Supervisor: Not available Sponsor: Not available
Qualification Name: Thesis (Ph.D.) Qualification Level: Doctoral
EThOS ID:  DOI: Not available

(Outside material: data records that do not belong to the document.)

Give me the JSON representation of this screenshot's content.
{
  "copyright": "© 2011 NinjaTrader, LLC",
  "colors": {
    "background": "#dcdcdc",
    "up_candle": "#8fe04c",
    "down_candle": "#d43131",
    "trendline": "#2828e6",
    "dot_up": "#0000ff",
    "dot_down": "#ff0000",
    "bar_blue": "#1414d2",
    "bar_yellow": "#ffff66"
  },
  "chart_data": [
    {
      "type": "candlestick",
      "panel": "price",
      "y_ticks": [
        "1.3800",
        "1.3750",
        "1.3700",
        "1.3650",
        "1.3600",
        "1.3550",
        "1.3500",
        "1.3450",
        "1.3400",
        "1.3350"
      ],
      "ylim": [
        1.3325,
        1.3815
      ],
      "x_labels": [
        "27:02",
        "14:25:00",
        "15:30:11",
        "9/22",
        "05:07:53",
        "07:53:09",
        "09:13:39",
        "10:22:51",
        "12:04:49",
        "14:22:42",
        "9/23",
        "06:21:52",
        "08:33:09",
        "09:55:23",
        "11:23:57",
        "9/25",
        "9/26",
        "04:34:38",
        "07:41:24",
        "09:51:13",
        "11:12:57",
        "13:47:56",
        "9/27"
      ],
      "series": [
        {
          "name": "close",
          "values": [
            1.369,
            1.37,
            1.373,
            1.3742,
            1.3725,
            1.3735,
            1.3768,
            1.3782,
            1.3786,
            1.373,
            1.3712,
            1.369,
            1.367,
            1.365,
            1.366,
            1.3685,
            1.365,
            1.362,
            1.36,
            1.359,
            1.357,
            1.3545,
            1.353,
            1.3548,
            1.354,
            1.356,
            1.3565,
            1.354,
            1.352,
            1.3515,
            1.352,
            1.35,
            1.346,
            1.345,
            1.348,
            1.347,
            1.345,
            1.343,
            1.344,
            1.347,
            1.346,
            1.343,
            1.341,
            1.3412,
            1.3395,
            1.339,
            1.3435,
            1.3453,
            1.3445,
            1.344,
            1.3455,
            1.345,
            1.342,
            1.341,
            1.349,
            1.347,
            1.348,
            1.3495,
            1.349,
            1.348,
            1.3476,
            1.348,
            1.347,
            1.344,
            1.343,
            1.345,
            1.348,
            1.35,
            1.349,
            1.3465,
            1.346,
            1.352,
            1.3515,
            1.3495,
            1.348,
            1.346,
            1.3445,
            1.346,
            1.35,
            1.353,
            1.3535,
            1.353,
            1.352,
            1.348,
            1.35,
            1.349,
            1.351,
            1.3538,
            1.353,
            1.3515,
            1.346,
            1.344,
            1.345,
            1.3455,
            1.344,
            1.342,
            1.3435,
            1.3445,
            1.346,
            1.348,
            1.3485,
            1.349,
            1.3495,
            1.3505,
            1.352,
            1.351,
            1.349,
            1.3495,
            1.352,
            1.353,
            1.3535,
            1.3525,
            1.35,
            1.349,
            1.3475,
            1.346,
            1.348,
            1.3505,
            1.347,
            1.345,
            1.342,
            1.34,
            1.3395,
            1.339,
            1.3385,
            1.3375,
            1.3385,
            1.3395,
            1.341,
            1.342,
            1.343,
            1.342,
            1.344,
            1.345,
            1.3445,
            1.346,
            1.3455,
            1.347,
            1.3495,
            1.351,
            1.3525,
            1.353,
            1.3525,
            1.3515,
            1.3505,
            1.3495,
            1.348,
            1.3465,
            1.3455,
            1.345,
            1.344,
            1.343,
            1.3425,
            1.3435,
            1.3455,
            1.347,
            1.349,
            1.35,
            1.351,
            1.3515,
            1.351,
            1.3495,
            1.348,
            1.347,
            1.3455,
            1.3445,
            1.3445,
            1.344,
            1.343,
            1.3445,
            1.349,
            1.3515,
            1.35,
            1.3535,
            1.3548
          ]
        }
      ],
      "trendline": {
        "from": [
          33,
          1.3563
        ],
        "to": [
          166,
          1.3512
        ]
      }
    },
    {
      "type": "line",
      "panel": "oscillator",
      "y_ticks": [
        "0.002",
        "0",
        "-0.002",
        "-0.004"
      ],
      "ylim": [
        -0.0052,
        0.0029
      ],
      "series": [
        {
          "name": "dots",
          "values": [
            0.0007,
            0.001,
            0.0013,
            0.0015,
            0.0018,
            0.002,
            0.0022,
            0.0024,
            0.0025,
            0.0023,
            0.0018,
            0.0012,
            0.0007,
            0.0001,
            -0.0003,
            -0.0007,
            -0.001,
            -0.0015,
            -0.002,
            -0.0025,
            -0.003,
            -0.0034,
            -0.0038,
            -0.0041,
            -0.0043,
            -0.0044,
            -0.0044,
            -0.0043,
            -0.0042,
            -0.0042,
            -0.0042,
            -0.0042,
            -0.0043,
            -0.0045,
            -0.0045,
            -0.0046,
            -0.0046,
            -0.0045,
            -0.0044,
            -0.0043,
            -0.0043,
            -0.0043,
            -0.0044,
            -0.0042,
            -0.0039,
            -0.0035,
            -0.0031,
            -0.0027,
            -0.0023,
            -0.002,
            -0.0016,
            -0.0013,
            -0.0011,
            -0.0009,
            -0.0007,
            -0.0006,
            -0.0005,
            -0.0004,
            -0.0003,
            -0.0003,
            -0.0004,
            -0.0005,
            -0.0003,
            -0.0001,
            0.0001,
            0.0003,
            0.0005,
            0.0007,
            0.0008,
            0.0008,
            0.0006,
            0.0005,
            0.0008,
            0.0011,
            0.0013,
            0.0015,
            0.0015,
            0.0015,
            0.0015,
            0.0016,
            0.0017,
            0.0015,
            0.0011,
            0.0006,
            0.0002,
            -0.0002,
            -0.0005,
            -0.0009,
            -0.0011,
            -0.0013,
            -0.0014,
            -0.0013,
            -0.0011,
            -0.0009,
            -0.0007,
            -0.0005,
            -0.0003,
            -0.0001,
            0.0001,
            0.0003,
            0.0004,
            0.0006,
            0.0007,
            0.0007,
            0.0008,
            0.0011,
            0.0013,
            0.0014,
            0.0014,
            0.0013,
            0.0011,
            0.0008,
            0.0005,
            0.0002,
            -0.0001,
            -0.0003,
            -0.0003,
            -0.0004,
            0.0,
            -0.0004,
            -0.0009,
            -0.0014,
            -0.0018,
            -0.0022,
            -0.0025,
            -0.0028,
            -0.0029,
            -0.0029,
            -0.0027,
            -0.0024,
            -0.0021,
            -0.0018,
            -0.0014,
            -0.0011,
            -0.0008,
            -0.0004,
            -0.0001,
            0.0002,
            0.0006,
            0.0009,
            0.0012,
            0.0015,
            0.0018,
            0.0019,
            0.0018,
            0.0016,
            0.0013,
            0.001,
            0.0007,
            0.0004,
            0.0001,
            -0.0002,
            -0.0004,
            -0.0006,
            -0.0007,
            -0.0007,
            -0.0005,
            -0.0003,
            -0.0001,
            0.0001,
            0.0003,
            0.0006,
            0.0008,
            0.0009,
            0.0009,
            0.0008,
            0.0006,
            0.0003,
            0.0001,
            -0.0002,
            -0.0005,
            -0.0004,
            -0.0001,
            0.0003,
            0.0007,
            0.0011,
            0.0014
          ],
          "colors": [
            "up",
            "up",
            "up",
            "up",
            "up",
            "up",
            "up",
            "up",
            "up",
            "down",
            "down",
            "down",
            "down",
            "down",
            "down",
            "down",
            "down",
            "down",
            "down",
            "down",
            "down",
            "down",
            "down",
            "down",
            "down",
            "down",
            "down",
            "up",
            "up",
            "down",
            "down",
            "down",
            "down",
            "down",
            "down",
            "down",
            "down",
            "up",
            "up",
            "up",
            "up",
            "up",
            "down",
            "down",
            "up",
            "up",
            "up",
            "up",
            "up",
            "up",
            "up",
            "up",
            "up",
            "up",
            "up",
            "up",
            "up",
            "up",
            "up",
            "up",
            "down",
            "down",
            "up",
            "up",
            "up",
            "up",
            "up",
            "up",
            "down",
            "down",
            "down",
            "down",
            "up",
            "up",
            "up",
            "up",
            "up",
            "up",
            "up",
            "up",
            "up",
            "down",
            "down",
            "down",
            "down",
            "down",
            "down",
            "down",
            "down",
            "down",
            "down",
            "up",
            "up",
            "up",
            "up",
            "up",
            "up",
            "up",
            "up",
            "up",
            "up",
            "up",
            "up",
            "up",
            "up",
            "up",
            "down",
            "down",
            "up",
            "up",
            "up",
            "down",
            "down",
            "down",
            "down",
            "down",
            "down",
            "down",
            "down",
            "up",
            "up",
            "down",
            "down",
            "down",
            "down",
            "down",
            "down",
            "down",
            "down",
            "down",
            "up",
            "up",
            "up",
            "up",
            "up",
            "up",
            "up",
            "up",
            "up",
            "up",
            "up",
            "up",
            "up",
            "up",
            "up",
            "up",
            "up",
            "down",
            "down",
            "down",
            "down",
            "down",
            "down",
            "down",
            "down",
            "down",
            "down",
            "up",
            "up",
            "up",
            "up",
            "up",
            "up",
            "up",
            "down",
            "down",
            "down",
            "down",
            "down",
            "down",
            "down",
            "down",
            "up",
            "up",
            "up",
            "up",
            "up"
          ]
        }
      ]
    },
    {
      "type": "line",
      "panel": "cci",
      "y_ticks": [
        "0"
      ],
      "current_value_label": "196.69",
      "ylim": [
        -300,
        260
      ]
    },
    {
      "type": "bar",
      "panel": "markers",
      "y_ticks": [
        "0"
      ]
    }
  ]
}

Keywords: Bureaucracy ; Case studies ; Motivation (Psychology) ; Great Britain ; United States Political science Public administration Management